To do:
Write out, precisely and in full, each line of the material.

----

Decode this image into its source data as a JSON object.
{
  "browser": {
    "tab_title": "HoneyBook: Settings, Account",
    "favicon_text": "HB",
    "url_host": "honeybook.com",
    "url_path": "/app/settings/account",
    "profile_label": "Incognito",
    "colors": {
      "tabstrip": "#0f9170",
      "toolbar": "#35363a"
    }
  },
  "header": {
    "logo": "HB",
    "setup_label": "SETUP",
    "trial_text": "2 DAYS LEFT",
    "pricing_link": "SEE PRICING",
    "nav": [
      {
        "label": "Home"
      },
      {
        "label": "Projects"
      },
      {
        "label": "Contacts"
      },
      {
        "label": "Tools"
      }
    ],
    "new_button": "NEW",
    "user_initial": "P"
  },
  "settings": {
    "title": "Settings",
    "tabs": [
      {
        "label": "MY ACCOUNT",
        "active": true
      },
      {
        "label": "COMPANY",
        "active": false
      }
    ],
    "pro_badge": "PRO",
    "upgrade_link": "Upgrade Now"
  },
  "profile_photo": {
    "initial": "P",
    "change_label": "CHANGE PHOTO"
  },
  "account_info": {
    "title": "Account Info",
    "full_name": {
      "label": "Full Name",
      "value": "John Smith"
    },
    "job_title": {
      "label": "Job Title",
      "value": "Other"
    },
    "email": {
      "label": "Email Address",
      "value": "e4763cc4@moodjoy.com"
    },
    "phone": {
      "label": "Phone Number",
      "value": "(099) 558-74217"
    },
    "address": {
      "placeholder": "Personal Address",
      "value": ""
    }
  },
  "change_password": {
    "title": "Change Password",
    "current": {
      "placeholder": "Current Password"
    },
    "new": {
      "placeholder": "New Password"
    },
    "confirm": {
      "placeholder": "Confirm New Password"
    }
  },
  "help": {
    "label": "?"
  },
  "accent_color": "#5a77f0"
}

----

Answer to this exercise:
Decode this image into its source data as a JSON object.
{
  "browser": {
    "tab_title": "HoneyBook: Settings, Account",
    "favicon_text": "HB",
    "url_host": "honeybook.com",
    "url_path": "/app/settings/account",
    "profile_label": "Incognito",
    "colors": {
      "tabstrip": "#0f9170",
      "toolbar": "#35363a"
    }
  },
  "header": {
    "logo": "HB",
    "setup_label": "SETUP",
    "trial_text": "2 DAYS LEFT",
    "pricing_link": "SEE PRICING",
    "nav": [
      {
        "label": "Home"
      },
      {
        "label": "Projects"
      },
      {
        "label": "Contacts"
      },
      {
        "label": "Tools"
      }
    ],
    "new_button": "NEW",
    "user_initial": "P"
  },
  "settings": {
    "title": "Settings",
    "tabs": [
      {
        "label": "MY ACCOUNT",
        "active": true
      },
      {
        "label": "COMPANY",
        "active": false
      }
    ],
    "pro_badge": "PRO",
    "upgrade_link": "Upgrade Now"
  },
  "profile_photo": {
    "initial": "P",
    "change_label": "CHANGE PHOTO"
  },
  "account_info": {
    "title": "Account Info",
    "full_name": {
      "label": "Full Name",
      "value": "John Smith"
    },
    "job_title": {
      "label": "Job Title",
      "value": "Other"
    },
    "email": {
      "label": "Email Address",
      "value": "e4763cc4@moodjoy.com"
    },
    "phone": {
      "label": "Phone Number",
      "value": "(099) 558-74217"
    },
    "address": {
      "placeholder": "Personal Address",
      "value": ""
    }
  },
  "change_password": {
    "title": "Change Password",
    "current": {
      "placeholder": "Current Password"
    },
    "new": {
      "placeholder": "New Password"
    },
    "confirm": {
      "placeholder": "Confirm New Password"
    }
  },
  "help": {
    "label": "?"
  },
  "accent_color": "#5a77f0"
}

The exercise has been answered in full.